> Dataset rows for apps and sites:
- - - - -

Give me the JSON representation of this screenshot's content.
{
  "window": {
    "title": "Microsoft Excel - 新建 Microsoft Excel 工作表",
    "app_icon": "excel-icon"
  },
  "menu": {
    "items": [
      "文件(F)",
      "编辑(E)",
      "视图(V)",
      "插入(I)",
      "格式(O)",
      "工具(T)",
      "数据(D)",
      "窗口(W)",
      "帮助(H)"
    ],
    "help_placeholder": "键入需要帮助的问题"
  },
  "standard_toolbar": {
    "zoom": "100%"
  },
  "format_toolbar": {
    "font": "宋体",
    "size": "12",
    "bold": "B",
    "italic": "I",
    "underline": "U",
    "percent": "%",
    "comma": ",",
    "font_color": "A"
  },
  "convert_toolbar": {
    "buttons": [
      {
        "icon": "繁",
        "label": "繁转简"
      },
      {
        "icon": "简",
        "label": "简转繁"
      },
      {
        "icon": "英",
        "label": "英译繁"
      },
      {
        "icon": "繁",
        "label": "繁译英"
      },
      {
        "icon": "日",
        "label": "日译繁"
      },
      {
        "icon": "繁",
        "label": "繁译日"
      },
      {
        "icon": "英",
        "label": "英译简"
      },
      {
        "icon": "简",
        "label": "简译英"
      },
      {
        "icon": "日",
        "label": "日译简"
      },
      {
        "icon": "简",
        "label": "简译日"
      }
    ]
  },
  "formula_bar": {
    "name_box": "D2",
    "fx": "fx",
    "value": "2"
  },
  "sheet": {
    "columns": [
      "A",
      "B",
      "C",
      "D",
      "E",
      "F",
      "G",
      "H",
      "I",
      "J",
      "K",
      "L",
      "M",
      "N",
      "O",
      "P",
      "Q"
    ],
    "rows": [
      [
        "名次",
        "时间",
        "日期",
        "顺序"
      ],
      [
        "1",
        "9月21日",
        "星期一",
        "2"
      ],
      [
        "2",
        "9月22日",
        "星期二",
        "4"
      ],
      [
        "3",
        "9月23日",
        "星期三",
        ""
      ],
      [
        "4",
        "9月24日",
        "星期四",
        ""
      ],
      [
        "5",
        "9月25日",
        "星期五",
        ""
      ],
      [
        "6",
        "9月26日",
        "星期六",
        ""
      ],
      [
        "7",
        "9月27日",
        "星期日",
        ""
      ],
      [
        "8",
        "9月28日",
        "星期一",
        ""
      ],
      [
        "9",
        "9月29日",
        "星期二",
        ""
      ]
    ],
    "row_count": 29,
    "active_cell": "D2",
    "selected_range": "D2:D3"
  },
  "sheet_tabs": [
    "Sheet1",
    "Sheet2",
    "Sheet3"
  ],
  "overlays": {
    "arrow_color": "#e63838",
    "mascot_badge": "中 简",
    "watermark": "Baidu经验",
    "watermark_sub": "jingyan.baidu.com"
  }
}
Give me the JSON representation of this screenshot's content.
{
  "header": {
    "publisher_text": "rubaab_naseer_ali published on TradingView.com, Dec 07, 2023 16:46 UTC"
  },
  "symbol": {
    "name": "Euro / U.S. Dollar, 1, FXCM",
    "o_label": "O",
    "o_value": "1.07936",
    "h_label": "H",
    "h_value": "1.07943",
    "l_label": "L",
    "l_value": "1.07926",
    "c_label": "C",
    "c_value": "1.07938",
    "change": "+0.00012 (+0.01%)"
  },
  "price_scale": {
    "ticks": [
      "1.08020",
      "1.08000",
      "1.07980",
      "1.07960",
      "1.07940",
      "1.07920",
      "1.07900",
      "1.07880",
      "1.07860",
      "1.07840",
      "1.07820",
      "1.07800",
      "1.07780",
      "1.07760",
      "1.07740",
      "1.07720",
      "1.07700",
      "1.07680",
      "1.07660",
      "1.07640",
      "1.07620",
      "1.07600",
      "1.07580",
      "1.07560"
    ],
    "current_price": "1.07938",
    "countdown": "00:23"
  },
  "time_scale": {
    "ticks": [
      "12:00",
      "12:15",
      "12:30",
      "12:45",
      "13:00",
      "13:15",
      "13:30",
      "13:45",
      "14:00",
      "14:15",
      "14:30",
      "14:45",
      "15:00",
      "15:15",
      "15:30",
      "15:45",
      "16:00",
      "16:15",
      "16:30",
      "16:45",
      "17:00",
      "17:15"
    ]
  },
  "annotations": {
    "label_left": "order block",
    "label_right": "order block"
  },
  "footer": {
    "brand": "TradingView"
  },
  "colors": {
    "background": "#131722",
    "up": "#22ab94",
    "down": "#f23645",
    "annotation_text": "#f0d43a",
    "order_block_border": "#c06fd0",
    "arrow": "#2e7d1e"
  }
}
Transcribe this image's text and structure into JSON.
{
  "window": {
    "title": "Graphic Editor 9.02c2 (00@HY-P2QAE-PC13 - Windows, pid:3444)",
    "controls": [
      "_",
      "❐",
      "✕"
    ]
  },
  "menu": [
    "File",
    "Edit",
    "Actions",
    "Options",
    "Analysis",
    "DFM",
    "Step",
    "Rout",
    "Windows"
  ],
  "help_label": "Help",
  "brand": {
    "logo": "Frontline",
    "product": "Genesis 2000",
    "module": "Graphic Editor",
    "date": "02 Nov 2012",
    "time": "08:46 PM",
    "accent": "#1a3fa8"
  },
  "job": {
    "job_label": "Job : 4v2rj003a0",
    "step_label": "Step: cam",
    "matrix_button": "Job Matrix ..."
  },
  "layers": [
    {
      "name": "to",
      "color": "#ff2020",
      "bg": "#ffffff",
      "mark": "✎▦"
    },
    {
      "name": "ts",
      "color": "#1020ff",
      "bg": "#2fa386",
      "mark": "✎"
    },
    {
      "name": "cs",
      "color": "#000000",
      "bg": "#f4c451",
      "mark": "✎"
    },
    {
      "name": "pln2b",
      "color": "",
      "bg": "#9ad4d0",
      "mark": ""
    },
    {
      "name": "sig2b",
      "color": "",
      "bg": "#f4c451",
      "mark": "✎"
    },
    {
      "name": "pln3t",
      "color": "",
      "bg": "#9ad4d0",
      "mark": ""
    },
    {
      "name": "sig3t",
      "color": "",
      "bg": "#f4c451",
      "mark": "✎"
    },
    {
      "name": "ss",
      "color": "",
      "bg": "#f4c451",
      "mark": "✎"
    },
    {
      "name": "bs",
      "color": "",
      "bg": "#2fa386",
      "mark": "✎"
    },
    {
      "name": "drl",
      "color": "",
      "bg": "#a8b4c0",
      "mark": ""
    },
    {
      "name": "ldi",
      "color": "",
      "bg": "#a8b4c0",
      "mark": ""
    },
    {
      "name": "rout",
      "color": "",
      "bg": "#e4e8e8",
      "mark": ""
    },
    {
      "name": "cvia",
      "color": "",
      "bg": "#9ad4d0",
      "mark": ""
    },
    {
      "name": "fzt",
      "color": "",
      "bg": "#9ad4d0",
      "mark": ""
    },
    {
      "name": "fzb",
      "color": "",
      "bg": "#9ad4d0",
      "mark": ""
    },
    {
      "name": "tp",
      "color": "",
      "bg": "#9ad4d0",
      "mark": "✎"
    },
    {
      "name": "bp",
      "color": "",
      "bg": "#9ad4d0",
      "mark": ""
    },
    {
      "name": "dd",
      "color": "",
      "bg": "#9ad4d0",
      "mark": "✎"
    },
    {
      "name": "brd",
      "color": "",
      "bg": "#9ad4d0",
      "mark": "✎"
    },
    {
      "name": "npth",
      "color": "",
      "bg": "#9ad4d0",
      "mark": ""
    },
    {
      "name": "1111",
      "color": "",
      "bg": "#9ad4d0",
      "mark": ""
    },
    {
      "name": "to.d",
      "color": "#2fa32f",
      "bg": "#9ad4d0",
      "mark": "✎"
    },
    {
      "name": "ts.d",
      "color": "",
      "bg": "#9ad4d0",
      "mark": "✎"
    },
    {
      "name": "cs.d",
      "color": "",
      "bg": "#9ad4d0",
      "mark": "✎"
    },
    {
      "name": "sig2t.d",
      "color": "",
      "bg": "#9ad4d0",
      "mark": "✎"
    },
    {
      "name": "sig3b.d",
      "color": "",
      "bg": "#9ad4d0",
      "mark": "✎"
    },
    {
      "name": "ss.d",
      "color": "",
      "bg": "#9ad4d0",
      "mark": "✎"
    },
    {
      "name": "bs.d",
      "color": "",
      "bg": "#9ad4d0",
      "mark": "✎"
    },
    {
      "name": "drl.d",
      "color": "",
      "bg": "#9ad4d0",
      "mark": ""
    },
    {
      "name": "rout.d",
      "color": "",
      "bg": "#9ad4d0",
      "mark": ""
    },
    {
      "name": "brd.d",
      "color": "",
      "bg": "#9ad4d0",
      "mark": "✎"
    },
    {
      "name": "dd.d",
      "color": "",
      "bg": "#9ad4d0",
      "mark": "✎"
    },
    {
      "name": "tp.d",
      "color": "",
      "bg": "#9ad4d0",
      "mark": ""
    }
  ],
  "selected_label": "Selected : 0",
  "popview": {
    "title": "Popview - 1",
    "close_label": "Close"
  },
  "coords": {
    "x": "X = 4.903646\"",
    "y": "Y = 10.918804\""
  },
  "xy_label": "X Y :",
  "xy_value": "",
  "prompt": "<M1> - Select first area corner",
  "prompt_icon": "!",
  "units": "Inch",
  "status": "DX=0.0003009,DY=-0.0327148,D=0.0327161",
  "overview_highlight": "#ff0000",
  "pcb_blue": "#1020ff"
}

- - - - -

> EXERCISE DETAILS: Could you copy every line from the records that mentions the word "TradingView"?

> SOLUTION:
    "publisher_text": "rubaab_naseer_ali published on TradingView.com, Dec 07, 2023 16:46 UTC"
    "brand": "TradingView"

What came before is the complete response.